Even so, French Foreign Minister Catherine Colonna described the gathering as “an exceptional diplomatic gesture” that “shows Ukraine is part of our European family.”
Danish Foreign Minister Lars Løkke Rasmussen said Europe must be ready to provide further help “for many good reasons.”
“First of all, in order to support Ukraine, but also to send a strong trans-Atlantic signal that what’s going on on our own soil is something we have to take on a great responsibility for,” Løkke Rasmussen said.
Zelenskyy’s 10-point peace proposal includes establishing a special tribunal to prosecute Russian war crimes and building a European-Atlantic security architecture with guarantees for Ukraine.

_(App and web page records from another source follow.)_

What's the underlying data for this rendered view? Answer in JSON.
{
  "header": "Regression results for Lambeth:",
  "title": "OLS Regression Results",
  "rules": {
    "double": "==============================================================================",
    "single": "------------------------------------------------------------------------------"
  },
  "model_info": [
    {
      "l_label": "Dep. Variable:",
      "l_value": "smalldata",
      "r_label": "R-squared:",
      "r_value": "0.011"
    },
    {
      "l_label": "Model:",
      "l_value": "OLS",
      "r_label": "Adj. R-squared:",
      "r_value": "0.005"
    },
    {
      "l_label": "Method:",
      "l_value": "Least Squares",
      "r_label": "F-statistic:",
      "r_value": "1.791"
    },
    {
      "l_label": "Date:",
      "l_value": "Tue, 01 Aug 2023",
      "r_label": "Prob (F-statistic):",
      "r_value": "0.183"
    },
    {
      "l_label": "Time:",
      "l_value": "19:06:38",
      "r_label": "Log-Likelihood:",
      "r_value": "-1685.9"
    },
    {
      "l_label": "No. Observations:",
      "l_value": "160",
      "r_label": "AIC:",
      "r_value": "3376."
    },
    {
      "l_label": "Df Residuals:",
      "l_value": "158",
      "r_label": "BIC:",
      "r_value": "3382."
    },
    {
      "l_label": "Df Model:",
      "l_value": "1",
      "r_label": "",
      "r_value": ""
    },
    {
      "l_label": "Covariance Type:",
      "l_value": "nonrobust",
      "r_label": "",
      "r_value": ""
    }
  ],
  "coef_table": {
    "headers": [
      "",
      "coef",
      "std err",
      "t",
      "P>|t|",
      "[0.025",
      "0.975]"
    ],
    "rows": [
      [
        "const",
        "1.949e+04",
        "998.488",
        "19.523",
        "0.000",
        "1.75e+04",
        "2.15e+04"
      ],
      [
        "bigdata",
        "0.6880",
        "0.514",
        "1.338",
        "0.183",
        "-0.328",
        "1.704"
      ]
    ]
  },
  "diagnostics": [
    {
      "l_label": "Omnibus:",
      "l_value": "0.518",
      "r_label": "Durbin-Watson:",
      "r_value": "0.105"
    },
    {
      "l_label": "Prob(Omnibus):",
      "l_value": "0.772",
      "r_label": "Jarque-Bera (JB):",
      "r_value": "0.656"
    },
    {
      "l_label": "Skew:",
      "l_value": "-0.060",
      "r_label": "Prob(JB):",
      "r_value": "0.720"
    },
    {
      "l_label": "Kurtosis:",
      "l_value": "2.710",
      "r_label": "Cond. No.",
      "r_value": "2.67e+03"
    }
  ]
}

Ukraine is bent on becoming a member of the EU, and EU officials have encouraged that course even though it could take years amid a war of attrition with no end in sight.
“With every village, with every meter that Ukraine liberates, with every meter in which it rescues its people, it is also paving its way to the European Union,” German Foreign Minister Annalena Baerbock told reporters in Kyiv.
Luxembourg Foreign Minister Jean Asselborn said Western allies must keep up the military aid “because if we don’t deliver any weapons from the EU, from NATO, from other countries, then this war is over but with the wrong consequences.”
Italian Foreign Minister Antonio Tajani announced that Italy signed an agreement with the Ukrainian ministry of culture on Monday to rebuild Odesa cathedral. The Transfiguration Cathedral, part of Ukraine’s cultural heritage, was struck and ruined by a Russian missile in late July.
Meanwhile, Ukraine’s presidential office said Monday that over the previous 24 hours at least five civilians were killed and 13 people were hurt. Most of them in the east of the Donetsk region.
Russian attacks on residential areas of 11 cities and villages there killed three and wounded five people, it said.
The claims could not be independently verified.
Raf Casert in Brussels, Geir Moulson in Berlin, Yuras Karmanau in Tallinn, Estonia and Jill Lawless in Manchester, England, contributed to this story.
Follow AP’s coverage of the war in Ukraine at https://apnews.com/hub/russia-ukraine